If you don’t already have Ener-G egg replacer in stock, try the below “wonderful vegan waffles” posted by Mercy for Animals , which also work as a pancake batter. As with the “healthful waffles” recipe on this site, add a tablespoon or two of canola oil if you prefer a slightly richer flavor. I usually replace at least half of the water with soymilk or almond milk. They have a slighly different texture that incorporates oatmeal with the flour and utilizes a banana base. Also, you can simply omit the cinnamon and nutmeg if you prefer a neutral waffle, or you can add a little ginger if you prefer additional “zing.” Others have posted the same recipe with additonal tips.
I find that these, like other banana-based waffles, need a slightly longer cook time so they’re not “mushy” in the center–but they’re still very tasty. Using a potato masher to mash the bananas very well seems to help, and the oats help to provide additional structure and binding.
Mix together the mashed banana and water. Add dry ingredients and mix, leaving lumps in the batter. Cook on a waffle iron, according to the manufacturer’s instructions.

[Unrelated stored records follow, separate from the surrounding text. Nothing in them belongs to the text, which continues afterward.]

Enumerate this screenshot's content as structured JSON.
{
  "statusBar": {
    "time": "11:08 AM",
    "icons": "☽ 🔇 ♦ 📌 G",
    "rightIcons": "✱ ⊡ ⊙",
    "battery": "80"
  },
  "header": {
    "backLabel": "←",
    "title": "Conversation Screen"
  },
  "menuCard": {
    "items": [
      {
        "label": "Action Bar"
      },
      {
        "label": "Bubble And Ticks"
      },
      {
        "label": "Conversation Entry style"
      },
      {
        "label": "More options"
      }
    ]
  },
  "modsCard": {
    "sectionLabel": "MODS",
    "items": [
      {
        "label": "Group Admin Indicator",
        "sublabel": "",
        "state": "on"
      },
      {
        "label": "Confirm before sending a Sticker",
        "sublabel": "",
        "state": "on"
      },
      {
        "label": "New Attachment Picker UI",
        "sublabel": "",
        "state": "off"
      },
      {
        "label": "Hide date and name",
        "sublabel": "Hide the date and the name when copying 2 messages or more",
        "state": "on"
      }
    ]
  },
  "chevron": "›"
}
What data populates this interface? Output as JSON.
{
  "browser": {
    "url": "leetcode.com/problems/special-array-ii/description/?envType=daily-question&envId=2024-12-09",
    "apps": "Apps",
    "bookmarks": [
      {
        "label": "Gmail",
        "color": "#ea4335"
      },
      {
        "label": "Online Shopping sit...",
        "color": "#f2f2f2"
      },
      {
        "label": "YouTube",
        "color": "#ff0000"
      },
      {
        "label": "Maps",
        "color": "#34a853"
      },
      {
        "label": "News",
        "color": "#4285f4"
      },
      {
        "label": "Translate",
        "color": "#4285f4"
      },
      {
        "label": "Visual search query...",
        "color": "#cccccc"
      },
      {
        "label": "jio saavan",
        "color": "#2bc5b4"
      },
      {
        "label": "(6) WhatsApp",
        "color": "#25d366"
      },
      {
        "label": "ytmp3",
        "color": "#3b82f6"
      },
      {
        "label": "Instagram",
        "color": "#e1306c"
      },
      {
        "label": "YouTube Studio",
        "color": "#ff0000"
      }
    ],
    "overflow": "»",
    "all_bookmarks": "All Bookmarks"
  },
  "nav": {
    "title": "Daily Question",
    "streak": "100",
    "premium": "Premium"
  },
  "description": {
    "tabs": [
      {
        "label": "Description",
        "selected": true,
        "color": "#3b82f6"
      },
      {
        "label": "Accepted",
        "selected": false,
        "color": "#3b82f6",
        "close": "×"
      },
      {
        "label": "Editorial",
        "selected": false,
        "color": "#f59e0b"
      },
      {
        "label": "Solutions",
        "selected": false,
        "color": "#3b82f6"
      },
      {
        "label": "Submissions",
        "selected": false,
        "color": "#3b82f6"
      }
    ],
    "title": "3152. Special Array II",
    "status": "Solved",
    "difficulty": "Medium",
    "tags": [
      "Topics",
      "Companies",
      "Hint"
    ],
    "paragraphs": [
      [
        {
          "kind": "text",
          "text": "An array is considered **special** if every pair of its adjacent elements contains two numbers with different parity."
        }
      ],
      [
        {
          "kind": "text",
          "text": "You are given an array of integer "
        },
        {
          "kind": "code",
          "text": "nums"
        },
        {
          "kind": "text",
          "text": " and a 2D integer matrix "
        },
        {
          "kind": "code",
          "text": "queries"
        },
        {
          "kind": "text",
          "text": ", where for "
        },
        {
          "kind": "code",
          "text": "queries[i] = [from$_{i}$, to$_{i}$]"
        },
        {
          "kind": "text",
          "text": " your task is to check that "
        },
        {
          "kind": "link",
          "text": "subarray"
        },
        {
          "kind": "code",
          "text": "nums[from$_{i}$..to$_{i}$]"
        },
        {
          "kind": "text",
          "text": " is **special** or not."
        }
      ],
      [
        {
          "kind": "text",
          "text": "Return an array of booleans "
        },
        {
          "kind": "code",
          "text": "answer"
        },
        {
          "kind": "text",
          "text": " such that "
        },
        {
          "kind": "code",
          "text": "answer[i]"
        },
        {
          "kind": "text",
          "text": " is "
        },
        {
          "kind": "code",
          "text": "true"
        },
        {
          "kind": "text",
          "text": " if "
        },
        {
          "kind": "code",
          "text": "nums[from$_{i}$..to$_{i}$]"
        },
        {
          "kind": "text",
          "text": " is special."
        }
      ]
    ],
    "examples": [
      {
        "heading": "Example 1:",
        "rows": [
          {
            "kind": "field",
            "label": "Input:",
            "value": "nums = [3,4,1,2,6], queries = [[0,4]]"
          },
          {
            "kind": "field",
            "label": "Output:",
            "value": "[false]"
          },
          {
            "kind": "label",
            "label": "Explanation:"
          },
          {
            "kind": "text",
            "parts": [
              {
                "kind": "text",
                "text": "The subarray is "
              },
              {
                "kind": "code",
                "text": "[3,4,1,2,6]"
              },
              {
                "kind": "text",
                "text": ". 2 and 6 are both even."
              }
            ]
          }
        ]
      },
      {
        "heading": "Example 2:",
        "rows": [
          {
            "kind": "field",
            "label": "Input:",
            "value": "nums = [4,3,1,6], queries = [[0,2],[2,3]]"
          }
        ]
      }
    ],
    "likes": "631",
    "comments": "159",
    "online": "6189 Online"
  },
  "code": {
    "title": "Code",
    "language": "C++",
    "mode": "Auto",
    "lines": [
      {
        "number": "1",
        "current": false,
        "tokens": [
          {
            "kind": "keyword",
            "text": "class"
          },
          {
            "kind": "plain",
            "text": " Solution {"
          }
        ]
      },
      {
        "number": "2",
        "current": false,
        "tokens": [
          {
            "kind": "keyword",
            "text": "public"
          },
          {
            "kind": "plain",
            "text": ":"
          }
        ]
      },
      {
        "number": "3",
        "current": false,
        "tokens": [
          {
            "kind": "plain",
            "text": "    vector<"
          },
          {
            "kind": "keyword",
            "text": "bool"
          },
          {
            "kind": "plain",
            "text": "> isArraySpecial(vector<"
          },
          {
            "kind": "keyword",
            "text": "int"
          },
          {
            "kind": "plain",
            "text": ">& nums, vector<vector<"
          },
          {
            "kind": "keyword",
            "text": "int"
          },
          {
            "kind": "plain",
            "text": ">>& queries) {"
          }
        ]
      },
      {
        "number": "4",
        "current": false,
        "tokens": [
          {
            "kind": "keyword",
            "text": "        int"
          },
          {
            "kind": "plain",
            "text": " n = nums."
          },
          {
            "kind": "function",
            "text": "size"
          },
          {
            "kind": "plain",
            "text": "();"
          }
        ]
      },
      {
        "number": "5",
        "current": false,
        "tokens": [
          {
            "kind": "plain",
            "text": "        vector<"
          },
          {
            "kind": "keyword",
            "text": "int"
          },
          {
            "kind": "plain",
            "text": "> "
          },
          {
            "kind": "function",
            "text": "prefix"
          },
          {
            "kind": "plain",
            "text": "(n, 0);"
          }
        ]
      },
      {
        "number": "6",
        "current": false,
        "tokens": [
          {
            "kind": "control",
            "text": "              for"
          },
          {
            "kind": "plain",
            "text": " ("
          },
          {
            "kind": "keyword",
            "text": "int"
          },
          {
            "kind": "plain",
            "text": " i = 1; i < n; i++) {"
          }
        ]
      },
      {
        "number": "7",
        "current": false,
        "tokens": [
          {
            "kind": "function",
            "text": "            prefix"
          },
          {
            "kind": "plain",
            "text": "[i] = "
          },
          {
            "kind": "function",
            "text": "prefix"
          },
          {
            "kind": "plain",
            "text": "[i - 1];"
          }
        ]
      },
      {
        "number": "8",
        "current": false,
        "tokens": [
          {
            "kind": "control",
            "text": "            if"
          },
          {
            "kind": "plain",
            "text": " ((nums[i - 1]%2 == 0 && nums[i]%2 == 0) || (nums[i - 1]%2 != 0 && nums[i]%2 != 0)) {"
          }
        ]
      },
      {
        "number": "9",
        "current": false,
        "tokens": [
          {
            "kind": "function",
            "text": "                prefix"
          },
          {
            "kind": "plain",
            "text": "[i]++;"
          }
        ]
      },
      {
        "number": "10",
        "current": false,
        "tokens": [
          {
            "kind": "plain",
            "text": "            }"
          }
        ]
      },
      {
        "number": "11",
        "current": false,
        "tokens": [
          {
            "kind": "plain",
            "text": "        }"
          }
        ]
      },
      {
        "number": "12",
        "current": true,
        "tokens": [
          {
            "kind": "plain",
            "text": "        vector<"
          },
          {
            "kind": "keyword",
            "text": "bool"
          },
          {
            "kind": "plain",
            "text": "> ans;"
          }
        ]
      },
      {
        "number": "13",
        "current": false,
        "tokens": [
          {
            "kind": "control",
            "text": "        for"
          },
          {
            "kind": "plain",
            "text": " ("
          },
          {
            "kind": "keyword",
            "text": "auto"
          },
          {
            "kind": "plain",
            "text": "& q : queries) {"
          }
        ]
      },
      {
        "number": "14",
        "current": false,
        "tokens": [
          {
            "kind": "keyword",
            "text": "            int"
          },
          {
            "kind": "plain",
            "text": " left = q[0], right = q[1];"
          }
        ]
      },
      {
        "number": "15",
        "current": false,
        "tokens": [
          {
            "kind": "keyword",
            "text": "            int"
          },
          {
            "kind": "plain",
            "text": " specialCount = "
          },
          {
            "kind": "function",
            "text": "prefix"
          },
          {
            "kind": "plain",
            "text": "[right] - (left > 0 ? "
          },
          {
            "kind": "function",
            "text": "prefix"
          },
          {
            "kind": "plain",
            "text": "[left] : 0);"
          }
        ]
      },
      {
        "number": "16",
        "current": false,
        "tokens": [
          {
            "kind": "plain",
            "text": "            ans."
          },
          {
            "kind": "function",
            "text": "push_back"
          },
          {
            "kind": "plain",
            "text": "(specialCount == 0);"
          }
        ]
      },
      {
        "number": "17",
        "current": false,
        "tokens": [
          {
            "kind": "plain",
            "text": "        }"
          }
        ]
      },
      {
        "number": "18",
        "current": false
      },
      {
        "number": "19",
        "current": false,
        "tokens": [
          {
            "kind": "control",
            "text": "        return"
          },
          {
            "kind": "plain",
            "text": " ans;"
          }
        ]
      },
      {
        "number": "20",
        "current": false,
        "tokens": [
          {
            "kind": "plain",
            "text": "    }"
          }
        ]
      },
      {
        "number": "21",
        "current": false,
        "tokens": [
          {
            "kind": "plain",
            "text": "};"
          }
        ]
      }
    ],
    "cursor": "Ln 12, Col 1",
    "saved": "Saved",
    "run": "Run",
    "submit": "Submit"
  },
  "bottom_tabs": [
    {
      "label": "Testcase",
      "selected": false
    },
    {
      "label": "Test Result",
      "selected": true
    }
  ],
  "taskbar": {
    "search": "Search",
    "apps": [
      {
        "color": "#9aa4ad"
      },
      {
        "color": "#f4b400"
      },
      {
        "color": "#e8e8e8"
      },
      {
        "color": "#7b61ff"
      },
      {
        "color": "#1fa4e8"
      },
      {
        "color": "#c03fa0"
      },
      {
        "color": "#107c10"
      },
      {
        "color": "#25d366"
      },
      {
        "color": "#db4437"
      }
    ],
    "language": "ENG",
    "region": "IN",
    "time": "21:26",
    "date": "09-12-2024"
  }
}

The batter also works well for pancakes, and is especially tasty when you add small berries (blueberries, raspberries, blackberries, etc.) to the mix. To make pancakes, pour 1/2 cup of batter into a hot, lightly oiled frying pan. When bubbles rise through the middle of the pancake and break on the top, flip the pancake and cook until browned underneath. (Note: Test the pan before cooking the pancakes by throwing a few drops of water onto it. If the water jumps around and then disappears, the pan is at the correct temperature.)
Top with margarine, syrup, fruits, or preserves.